───── Dataset records ─────
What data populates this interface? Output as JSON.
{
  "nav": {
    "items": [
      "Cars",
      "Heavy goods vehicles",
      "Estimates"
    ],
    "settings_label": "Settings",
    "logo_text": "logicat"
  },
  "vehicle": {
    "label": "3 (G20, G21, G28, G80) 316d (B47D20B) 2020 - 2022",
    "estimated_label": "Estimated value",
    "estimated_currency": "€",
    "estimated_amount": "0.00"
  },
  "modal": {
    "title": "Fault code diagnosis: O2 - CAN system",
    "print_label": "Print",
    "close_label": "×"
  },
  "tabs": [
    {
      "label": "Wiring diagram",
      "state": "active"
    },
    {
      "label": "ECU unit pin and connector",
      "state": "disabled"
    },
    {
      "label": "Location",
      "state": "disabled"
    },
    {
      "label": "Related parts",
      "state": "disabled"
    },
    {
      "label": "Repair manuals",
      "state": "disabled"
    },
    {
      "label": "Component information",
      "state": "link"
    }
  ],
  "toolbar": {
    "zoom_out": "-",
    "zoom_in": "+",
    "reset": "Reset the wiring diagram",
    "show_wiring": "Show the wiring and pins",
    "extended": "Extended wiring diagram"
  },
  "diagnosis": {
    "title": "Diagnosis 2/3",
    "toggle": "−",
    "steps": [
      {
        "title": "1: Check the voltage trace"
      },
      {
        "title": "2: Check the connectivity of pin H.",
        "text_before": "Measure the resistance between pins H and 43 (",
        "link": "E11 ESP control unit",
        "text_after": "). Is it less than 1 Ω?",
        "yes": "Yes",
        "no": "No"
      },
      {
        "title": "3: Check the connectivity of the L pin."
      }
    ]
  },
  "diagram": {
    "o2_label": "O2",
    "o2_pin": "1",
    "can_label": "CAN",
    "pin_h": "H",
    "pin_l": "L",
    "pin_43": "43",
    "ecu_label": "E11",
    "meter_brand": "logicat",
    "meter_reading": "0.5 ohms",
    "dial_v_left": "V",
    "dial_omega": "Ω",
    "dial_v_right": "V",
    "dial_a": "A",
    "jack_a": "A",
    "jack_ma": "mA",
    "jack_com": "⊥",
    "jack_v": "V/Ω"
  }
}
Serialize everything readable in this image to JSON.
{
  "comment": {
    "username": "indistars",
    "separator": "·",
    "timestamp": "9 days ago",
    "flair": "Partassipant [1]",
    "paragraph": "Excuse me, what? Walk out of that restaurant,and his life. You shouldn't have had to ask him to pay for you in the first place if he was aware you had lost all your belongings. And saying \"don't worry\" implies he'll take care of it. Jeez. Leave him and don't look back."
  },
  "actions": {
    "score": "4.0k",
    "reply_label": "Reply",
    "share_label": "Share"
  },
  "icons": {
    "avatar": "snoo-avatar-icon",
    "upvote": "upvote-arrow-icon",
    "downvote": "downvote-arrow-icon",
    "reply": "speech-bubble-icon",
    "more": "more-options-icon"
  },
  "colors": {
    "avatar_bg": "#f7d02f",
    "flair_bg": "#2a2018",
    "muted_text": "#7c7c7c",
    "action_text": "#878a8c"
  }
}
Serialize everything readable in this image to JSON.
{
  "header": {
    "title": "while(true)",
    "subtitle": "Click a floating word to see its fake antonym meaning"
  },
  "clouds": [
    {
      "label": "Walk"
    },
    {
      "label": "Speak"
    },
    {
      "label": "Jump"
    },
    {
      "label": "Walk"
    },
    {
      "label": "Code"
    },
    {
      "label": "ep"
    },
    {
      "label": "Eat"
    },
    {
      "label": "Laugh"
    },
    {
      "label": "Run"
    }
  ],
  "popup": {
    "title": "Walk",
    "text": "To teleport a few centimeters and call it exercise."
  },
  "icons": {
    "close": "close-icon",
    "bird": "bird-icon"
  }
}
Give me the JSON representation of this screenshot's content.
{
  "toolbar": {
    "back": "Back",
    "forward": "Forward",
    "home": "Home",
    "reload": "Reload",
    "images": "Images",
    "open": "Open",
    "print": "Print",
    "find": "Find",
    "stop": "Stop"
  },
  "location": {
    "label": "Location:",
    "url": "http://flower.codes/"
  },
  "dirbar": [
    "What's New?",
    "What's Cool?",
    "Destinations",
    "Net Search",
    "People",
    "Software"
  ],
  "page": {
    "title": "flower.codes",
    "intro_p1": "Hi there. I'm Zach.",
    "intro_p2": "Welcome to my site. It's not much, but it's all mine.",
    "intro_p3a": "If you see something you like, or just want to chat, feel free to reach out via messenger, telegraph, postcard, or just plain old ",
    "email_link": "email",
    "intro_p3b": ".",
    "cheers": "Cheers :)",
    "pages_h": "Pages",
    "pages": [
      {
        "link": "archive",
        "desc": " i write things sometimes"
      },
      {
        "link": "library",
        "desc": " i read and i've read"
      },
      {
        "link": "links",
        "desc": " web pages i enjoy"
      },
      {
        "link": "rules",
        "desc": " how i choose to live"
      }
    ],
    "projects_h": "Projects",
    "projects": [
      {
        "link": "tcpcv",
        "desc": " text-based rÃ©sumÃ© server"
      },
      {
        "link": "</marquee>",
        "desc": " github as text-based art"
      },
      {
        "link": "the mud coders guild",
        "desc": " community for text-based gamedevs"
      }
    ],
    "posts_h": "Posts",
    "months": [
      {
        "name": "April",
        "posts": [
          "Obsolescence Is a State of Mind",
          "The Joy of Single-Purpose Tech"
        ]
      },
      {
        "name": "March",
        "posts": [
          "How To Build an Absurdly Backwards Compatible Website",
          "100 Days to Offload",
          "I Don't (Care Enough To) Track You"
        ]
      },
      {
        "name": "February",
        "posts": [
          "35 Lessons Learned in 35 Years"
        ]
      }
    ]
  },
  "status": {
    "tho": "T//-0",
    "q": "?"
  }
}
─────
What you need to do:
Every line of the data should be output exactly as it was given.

Result of the task:
What data populates this interface? Output as JSON.
{
  "nav": {
    "items": [
      "Cars",
      "Heavy goods vehicles",
      "Estimates"
    ],
    "settings_label": "Settings",
    "logo_text": "logicat"
  },
  "vehicle": {
    "label": "3 (G20, G21, G28, G80) 316d (B47D20B) 2020 - 2022",
    "estimated_label": "Estimated value",
    "estimated_currency": "€",
    "estimated_amount": "0.00"
  },
  "modal": {
    "title": "Fault code diagnosis: O2 - CAN system",
    "print_label": "Print",
    "close_label": "×"
  },
  "tabs": [
    {
      "label": "Wiring diagram",
      "state": "active"
    },
    {
      "label": "ECU unit pin and connector",
      "state": "disabled"
    },
    {
      "label": "Location",
      "state": "disabled"
    },
    {
      "label": "Related parts",
      "state": "disabled"
    },
    {
      "label": "Repair manuals",
      "state": "disabled"
    },
    {
      "label": "Component information",
      "state": "link"
    }
  ],
  "toolbar": {
    "zoom_out": "-",
    "zoom_in": "+",
    "reset": "Reset the wiring diagram",
    "show_wiring": "Show the wiring and pins",
    "extended": "Extended wiring diagram"
  },
  "diagnosis": {
    "title": "Diagnosis 2/3",
    "toggle": "−",
    "steps": [
      {
        "title": "1: Check the voltage trace"
      },
      {
        "title": "2: Check the connectivity of pin H.",
        "text_before": "Measure the resistance between pins H and 43 (",
        "link": "E11 ESP control unit",
        "text_after": "). Is it less than 1 Ω?",
        "yes": "Yes",
        "no": "No"
      },
      {
        "title": "3: Check the connectivity of the L pin."
      }
    ]
  },
  "diagram": {
    "o2_label": "O2",
    "o2_pin": "1",
    "can_label": "CAN",
    "pin_h": "H",
    "pin_l": "L",
    "pin_43": "43",
    "ecu_label": "E11",
    "meter_brand": "logicat",
    "meter_reading": "0.5 ohms",
    "dial_v_left": "V",
    "dial_omega": "Ω",
    "dial_v_right": "V",
    "dial_a": "A",
    "jack_a": "A",
    "jack_ma": "mA",
    "jack_com": "⊥",
    "jack_v": "V/Ω"
  }
}
Serialize everything readable in this image to JSON.
{
  "comment": {
    "username": "indistars",
    "separator": "·",
    "timestamp": "9 days ago",
    "flair": "Partassipant [1]",
    "paragraph": "Excuse me, what? Walk out of that restaurant,and his life. You shouldn't have had to ask him to pay for you in the first place if he was aware you had lost all your belongings. And saying \"don't worry\" implies he'll take care of it. Jeez. Leave him and don't look back."
  },
  "actions": {
    "score": "4.0k",
    "reply_label": "Reply",
    "share_label": "Share"
  },
  "icons": {
    "avatar": "snoo-avatar-icon",
    "upvote": "upvote-arrow-icon",
    "downvote": "downvote-arrow-icon",
    "reply": "speech-bubble-icon",
    "more": "more-options-icon"
  },
  "colors": {
    "avatar_bg": "#f7d02f",
    "flair_bg": "#2a2018",
    "muted_text": "#7c7c7c",
    "action_text": "#878a8c"
  }
}
Serialize everything readable in this image to JSON.
{
  "header": {
    "title": "while(true)",
    "subtitle": "Click a floating word to see its fake antonym meaning"
  },
  "clouds": [
    {
      "label": "Walk"
    },
    {
      "label": "Speak"
    },
    {
      "label": "Jump"
    },
    {
      "label": "Walk"
    },
    {
      "label": "Code"
    },
    {
      "label": "ep"
    },
    {
      "label": "Eat"
    },
    {
      "label": "Laugh"
    },
    {
      "label": "Run"
    }
  ],
  "popup": {
    "title": "Walk",
    "text": "To teleport a few centimeters and call it exercise."
  },
  "icons": {
    "close": "close-icon",
    "bird": "bird-icon"
  }
}
Give me the JSON representation of this screenshot's content.
{
  "toolbar": {
    "back": "Back",
    "forward": "Forward",
    "home": "Home",
    "reload": "Reload",
    "images": "Images",
    "open": "Open",
    "print": "Print",
    "find": "Find",
    "stop": "Stop"
  },
  "location": {
    "label": "Location:",
    "url": "http://flower.codes/"
  },
  "dirbar": [
    "What's New?",
    "What's Cool?",
    "Destinations",
    "Net Search",
    "People",
    "Software"
  ],
  "page": {
    "title": "flower.codes",
    "intro_p1": "Hi there. I'm Zach.",
    "intro_p2": "Welcome to my site. It's not much, but it's all mine.",
    "intro_p3a": "If you see something you like, or just want to chat, feel free to reach out via messenger, telegraph, postcard, or just plain old ",
    "email_link": "email",
    "intro_p3b": ".",
    "cheers": "Cheers :)",
    "pages_h": "Pages",
    "pages": [
      {
        "link": "archive",
        "desc": " i write things sometimes"
      },
      {
        "link": "library",
        "desc": " i read and i've read"
      },
      {
        "link": "links",
        "desc": " web pages i enjoy"
      },
      {
        "link": "rules",
        "desc": " how i choose to live"
      }
    ],
    "projects_h": "Projects",
    "projects": [
      {
        "link": "tcpcv",
        "desc": " text-based rÃ©sumÃ© server"
      },
      {
        "link": "</marquee>",
        "desc": " github as text-based art"
      },
      {
        "link": "the mud coders guild",
        "desc": " community for text-based gamedevs"
      }
    ],
    "posts_h": "Posts",
    "months": [
      {
        "name": "April",
        "posts": [
          "Obsolescence Is a State of Mind",
          "The Joy of Single-Purpose Tech"
        ]
      },
      {
        "name": "March",
        "posts": [
          "How To Build an Absurdly Backwards Compatible Website",
          "100 Days to Offload",
          "I Don't (Care Enough To) Track You"
        ]
      },
      {
        "name": "February",
        "posts": [
          "35 Lessons Learned in 35 Years"
        ]
      }
    ]
  },
  "status": {
    "tho": "T//-0",
    "q": "?"
  }
}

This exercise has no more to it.